In order substantially to prevent any of the electrical discharge passing through the ambient air, the diameter of the vessel 4 is made large in relation to the diameter of the high voltage electrode. The dimensions denoted A, B, C and D in the drawing may thus typically be as follows. The diameter of the screen indicated as A is about 500 mm. The diameter of the vessel indicated as B may be 700 mm. The diameter of the high voltage electrode indicated as C may be 10-20 mm while the overall diameter of the electrode D including insulation may be 50-70 mm. The largest dimension of the mineral lump 7 may be about 200 mm. The earthed electrode 6 may also have a diameter of 10-20 mm. and an overall diameter including insulation of 50-70 mm. These figures are appropriately related, but some variation in them is obviously possible without interfering with the essential manner of operation of the new process.
Alternatively, as already indicated, in some cases it may be preferred for the earthed electrode 6 to have a diameter of 8-10 mm and the high voltage electrode 1 to have a diameter of about 30 mm, the thickness of the insulation being the same.
As already indicated, the size of the perforations in the perforated screen 5 must be such as to allow comminuted particles of the mineral having the desired size to fall therethrough and collect in the bottom of the vessel 4. Holes of about 1 cm in diameter are appropriate. Other means may of course be provided for continual removal of small mineral fragments from the vessel 4 and for feeding rock lumps into the gap between the electrodes.

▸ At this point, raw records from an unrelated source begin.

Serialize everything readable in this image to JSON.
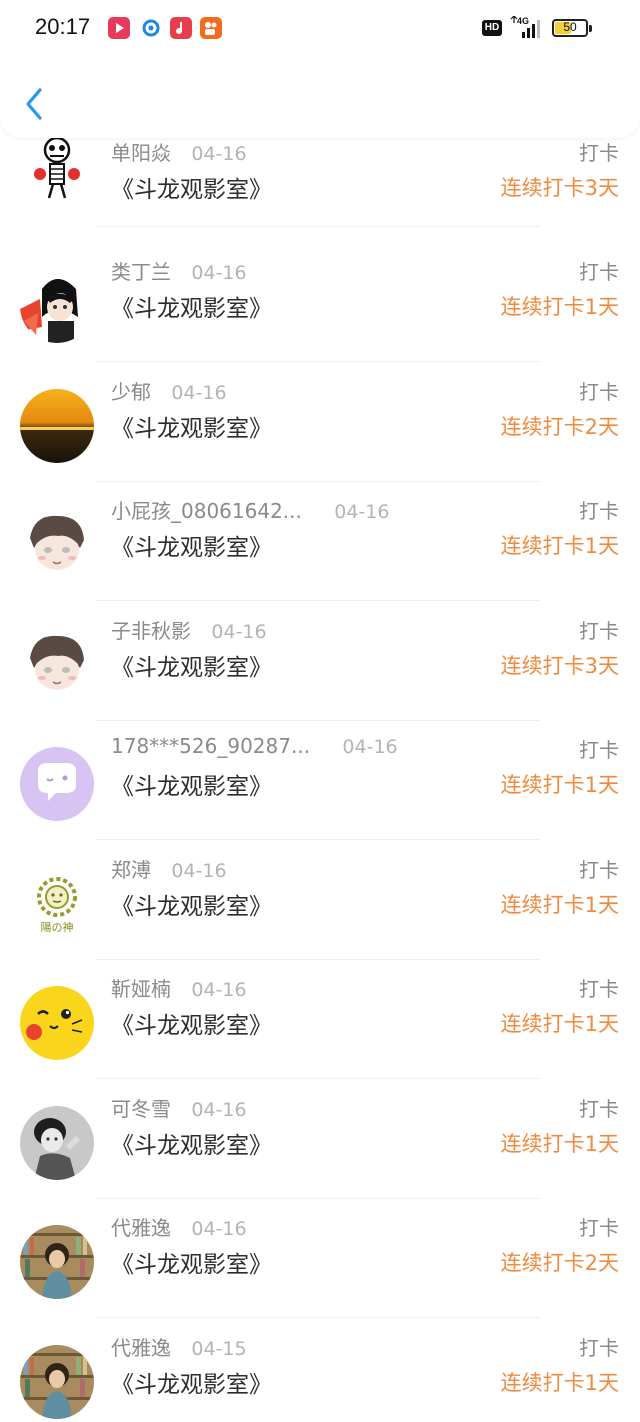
{
  "status_bar": {
    "time": "20:17",
    "hd_label": "HD",
    "network": "4G",
    "battery": "50",
    "battery_level": 0.5,
    "app_icons": [
      "video-app-icon",
      "browser-app-icon",
      "music-app-icon",
      "kuaishou-app-icon"
    ]
  },
  "header": {
    "back_icon": "chevron-left-icon",
    "accent_color": "#1e9bea"
  },
  "colors": {
    "streak": "#f08a3e",
    "username": "#8a8a8a",
    "date": "#b4b4b4",
    "title": "#2d2d2d"
  },
  "records": [
    {
      "username": "单阳焱",
      "date": "04-16",
      "title": "《斗龙观影室》",
      "action": "打卡",
      "streak": "连续打卡3天",
      "avatar": "skeleton-boxer-avatar"
    },
    {
      "username": "类丁兰",
      "date": "04-16",
      "title": "《斗龙观影室》",
      "action": "打卡",
      "streak": "连续打卡1天",
      "avatar": "anime-boy-avatar"
    },
    {
      "username": "少郁",
      "date": "04-16",
      "title": "《斗龙观影室》",
      "action": "打卡",
      "streak": "连续打卡2天",
      "avatar": "sunset-avatar"
    },
    {
      "username": "小屁孩_08061642...",
      "date": "04-16",
      "title": "《斗龙观影室》",
      "action": "打卡",
      "streak": "连续打卡1天",
      "avatar": "cartoon-boy-avatar"
    },
    {
      "username": "子非秋影",
      "date": "04-16",
      "title": "《斗龙观影室》",
      "action": "打卡",
      "streak": "连续打卡3天",
      "avatar": "cartoon-boy-avatar"
    },
    {
      "username": "178***526_90287...",
      "date": "04-16",
      "title": "《斗龙观影室》",
      "action": "打卡",
      "streak": "连续打卡1天",
      "avatar": "chat-bubble-avatar"
    },
    {
      "username": "郑溥",
      "date": "04-16",
      "title": "《斗龙观影室》",
      "action": "打卡",
      "streak": "连续打卡1天",
      "avatar": "sun-god-avatar"
    },
    {
      "username": "靳娅楠",
      "date": "04-16",
      "title": "《斗龙观影室》",
      "action": "打卡",
      "streak": "连续打卡1天",
      "avatar": "pikachu-avatar"
    },
    {
      "username": "可冬雪",
      "date": "04-16",
      "title": "《斗龙观影室》",
      "action": "打卡",
      "streak": "连续打卡1天",
      "avatar": "bw-girl-avatar"
    },
    {
      "username": "代雅逸",
      "date": "04-16",
      "title": "《斗龙观影室》",
      "action": "打卡",
      "streak": "连续打卡2天",
      "avatar": "bookshelf-girl-avatar"
    },
    {
      "username": "代雅逸",
      "date": "04-15",
      "title": "《斗龙观影室》",
      "action": "打卡",
      "streak": "连续打卡1天",
      "avatar": "bookshelf-girl-avatar"
    }
  ]
}
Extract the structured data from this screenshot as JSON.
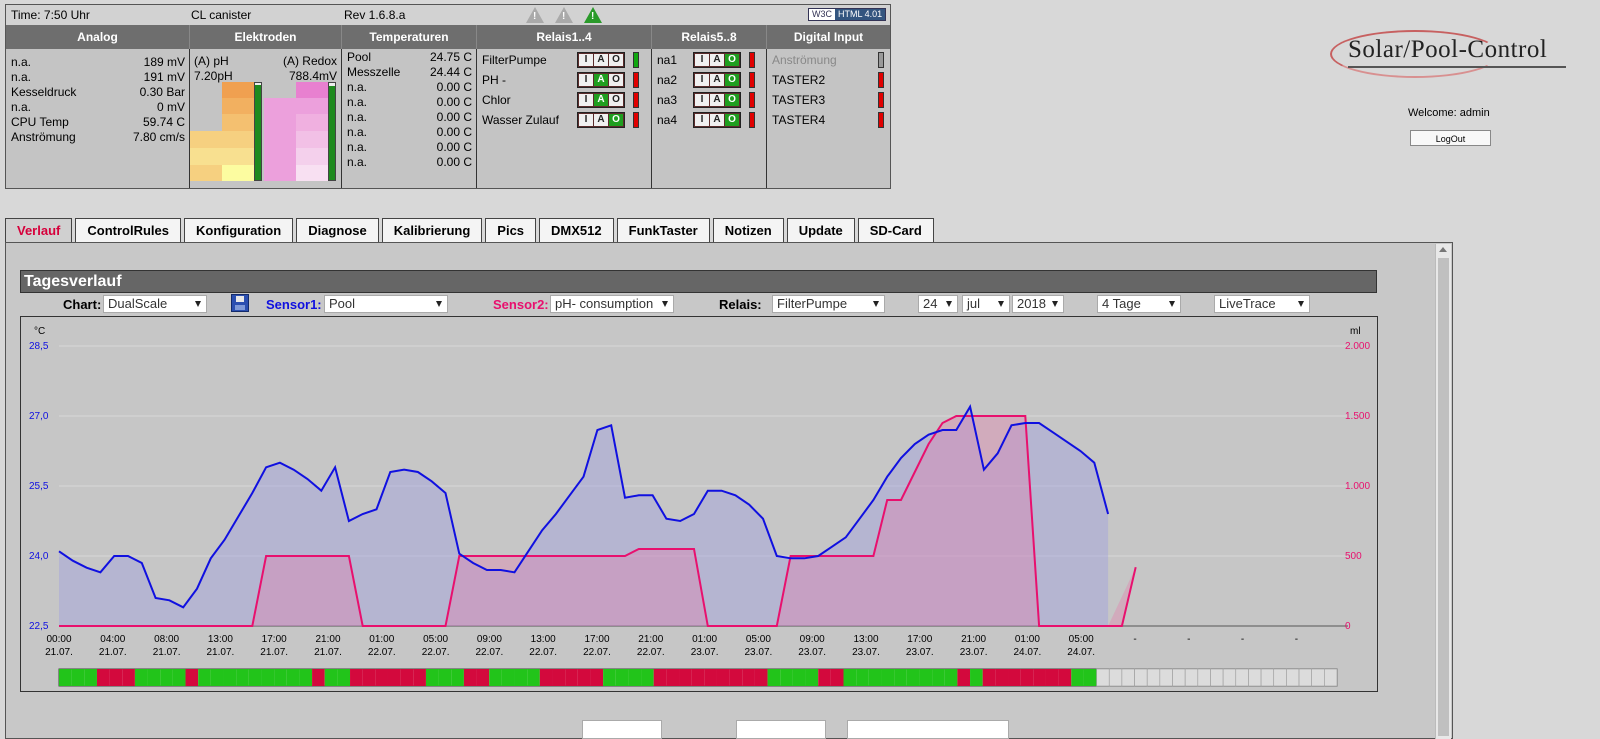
{
  "status": {
    "time": "Time: 7:50 Uhr",
    "name": "CL canister",
    "rev": "Rev 1.6.8.a",
    "validator_left": "W3C",
    "validator_right": "HTML 4.01"
  },
  "headers": [
    "Analog",
    "Elektroden",
    "Temperaturen",
    "Relais1..4",
    "Relais5..8",
    "Digital Input"
  ],
  "analog": [
    {
      "label": "n.a.",
      "value": "189 mV"
    },
    {
      "label": "n.a.",
      "value": "191 mV"
    },
    {
      "label": "Kesseldruck",
      "value": "0.30 Bar"
    },
    {
      "label": "n.a.",
      "value": "0 mV"
    },
    {
      "label": "CPU Temp",
      "value": "59.74 C"
    },
    {
      "label": "Anströmung",
      "value": "7.80 cm/s"
    }
  ],
  "electrodes": {
    "ph_label": "(A) pH",
    "redox_label": "(A) Redox",
    "ph_value": "7.20pH",
    "redox_value": "788.4mV",
    "ph_level": 0.98,
    "redox_level": 0.97
  },
  "temperatures": [
    {
      "label": "Pool",
      "value": "24.75 C"
    },
    {
      "label": "Messzelle",
      "value": "24.44 C"
    },
    {
      "label": "n.a.",
      "value": "0.00 C"
    },
    {
      "label": "n.a.",
      "value": "0.00 C"
    },
    {
      "label": "n.a.",
      "value": "0.00 C"
    },
    {
      "label": "n.a.",
      "value": "0.00 C"
    },
    {
      "label": "n.a.",
      "value": "0.00 C"
    },
    {
      "label": "n.a.",
      "value": "0.00 C"
    }
  ],
  "iao": {
    "i": "I",
    "a": "A",
    "o": "O"
  },
  "relais1": [
    {
      "label": "FilterPumpe",
      "state": "on"
    },
    {
      "label": "PH -",
      "state": "off"
    },
    {
      "label": "Chlor",
      "state": "off"
    },
    {
      "label": "Wasser Zulauf",
      "state": "off"
    }
  ],
  "relais2": [
    {
      "label": "na1",
      "state": "off"
    },
    {
      "label": "na2",
      "state": "off"
    },
    {
      "label": "na3",
      "state": "off"
    },
    {
      "label": "na4",
      "state": "off"
    }
  ],
  "digital": [
    {
      "label": "Anströmung",
      "state": "disabled"
    },
    {
      "label": "TASTER2",
      "state": "off"
    },
    {
      "label": "TASTER3",
      "state": "off"
    },
    {
      "label": "TASTER4",
      "state": "off"
    }
  ],
  "logo": "Solar/Pool-Control",
  "welcome": "Welcome:  admin",
  "logout": "LogOut",
  "tabs": [
    "Verlauf",
    "ControlRules",
    "Konfiguration",
    "Diagnose",
    "Kalibrierung",
    "Pics",
    "DMX512",
    "FunkTaster",
    "Notizen",
    "Update",
    "SD-Card"
  ],
  "active_tab": "Verlauf",
  "section_title": "Tagesverlauf",
  "controls": {
    "chart_label": "Chart:",
    "chart_value": "DualScale",
    "sensor1_label": "Sensor1:",
    "sensor1_value": "Pool",
    "sensor2_label": "Sensor2:",
    "sensor2_value": "pH- consumption",
    "relais_label": "Relais:",
    "relais_value": "FilterPumpe",
    "day": "24",
    "month": "jul",
    "year": "2018",
    "range": "4 Tage",
    "mode": "LiveTrace"
  },
  "colors": {
    "sensor1": "#1010e0",
    "sensor2": "#e8106e",
    "relay_on": "#22c41a",
    "relay_off": "#d3093d",
    "relay_none": "#dcdcdc"
  },
  "chart_data": {
    "type": "line",
    "left_unit": "°C",
    "right_unit": "ml",
    "y_left": {
      "min": 22.5,
      "max": 28.5,
      "ticks": [
        "22,5",
        "24,0",
        "25,5",
        "27,0",
        "28,5"
      ]
    },
    "y_right": {
      "min": 0,
      "max": 2000,
      "ticks": [
        "0",
        "500",
        "1.000",
        "1.500",
        "2.000"
      ]
    },
    "x_tick_times": [
      "00:00",
      "04:00",
      "08:00",
      "13:00",
      "17:00",
      "21:00",
      "01:00",
      "05:00",
      "09:00",
      "13:00",
      "17:00",
      "21:00",
      "01:00",
      "05:00",
      "-",
      "-",
      "-",
      "-"
    ],
    "x_tick_dates": [
      "21.07.",
      "21.07.",
      "21.07.",
      "21.07.",
      "21.07.",
      "21.07.",
      "22.07.",
      "22.07.",
      "22.07.",
      "22.07.",
      "22.07.",
      "22.07.",
      "23.07.",
      "23.07.",
      "23.07.",
      "23.07.",
      "23.07.",
      "23.07.",
      "24.07.",
      "24.07."
    ],
    "x_ticks": [
      {
        "time": "00:00",
        "date": "21.07."
      },
      {
        "time": "04:00",
        "date": "21.07."
      },
      {
        "time": "08:00",
        "date": "21.07."
      },
      {
        "time": "13:00",
        "date": "21.07."
      },
      {
        "time": "17:00",
        "date": "21.07."
      },
      {
        "time": "21:00",
        "date": "21.07."
      },
      {
        "time": "01:00",
        "date": "22.07."
      },
      {
        "time": "05:00",
        "date": "22.07."
      },
      {
        "time": "09:00",
        "date": "22.07."
      },
      {
        "time": "13:00",
        "date": "22.07."
      },
      {
        "time": "17:00",
        "date": "22.07."
      },
      {
        "time": "21:00",
        "date": "22.07."
      },
      {
        "time": "01:00",
        "date": "23.07."
      },
      {
        "time": "05:00",
        "date": "23.07."
      },
      {
        "time": "09:00",
        "date": "23.07."
      },
      {
        "time": "13:00",
        "date": "23.07."
      },
      {
        "time": "17:00",
        "date": "23.07."
      },
      {
        "time": "21:00",
        "date": "23.07."
      },
      {
        "time": "01:00",
        "date": "24.07."
      },
      {
        "time": "05:00",
        "date": "24.07."
      },
      {
        "time": "-",
        "date": ""
      },
      {
        "time": "-",
        "date": ""
      },
      {
        "time": "-",
        "date": ""
      },
      {
        "time": "-",
        "date": ""
      }
    ],
    "series": [
      {
        "name": "Pool",
        "axis": "left",
        "values": [
          24.1,
          23.9,
          23.75,
          23.65,
          24.0,
          24.0,
          23.85,
          23.1,
          23.05,
          22.9,
          23.3,
          23.95,
          24.35,
          24.85,
          25.35,
          25.9,
          26.0,
          25.85,
          25.65,
          25.4,
          25.9,
          24.75,
          24.9,
          25.0,
          25.8,
          25.85,
          25.8,
          25.6,
          25.35,
          24.05,
          23.85,
          23.7,
          23.7,
          23.65,
          24.1,
          24.55,
          24.9,
          25.3,
          25.7,
          26.7,
          26.8,
          25.25,
          25.3,
          25.3,
          24.8,
          24.75,
          24.9,
          25.4,
          25.4,
          25.3,
          25.1,
          24.8,
          24.0,
          23.95,
          23.95,
          24.0,
          24.2,
          24.4,
          24.8,
          25.2,
          25.7,
          26.1,
          26.4,
          26.6,
          26.7,
          26.7,
          27.2,
          25.85,
          26.2,
          26.8,
          26.85,
          26.85,
          26.65,
          26.45,
          26.25,
          26.0,
          24.9
        ]
      },
      {
        "name": "pH- consumption",
        "axis": "right",
        "values": [
          0,
          0,
          0,
          0,
          0,
          0,
          0,
          0,
          0,
          0,
          0,
          0,
          0,
          0,
          0,
          500,
          500,
          500,
          500,
          500,
          500,
          500,
          0,
          0,
          0,
          0,
          0,
          0,
          0,
          500,
          500,
          500,
          500,
          500,
          500,
          500,
          500,
          500,
          500,
          500,
          500,
          500,
          550,
          550,
          550,
          550,
          550,
          0,
          0,
          0,
          0,
          0,
          0,
          500,
          500,
          500,
          500,
          500,
          500,
          500,
          900,
          900,
          1100,
          1300,
          1450,
          1500,
          1500,
          1500,
          1500,
          1500,
          1500,
          0,
          0,
          0,
          0,
          0,
          0,
          0,
          420
        ]
      }
    ],
    "relay_bar": "GGGRRRGGGGRGGGGGGGGGRGGRRRRRRGGGRRGGGGRRRRRGGGGRRRRRRRRRGGGGRRGGGGGGGGGRGRRRRRRRGG..................."
  }
}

While the apparatus shown in the drawing includes only a single pair of electrodes, it is within the scope of the invention to provide a plurality of electrodes conforming to the requirements set out above in order to increase the rate at which the lumps of rock may be crushed by the new process.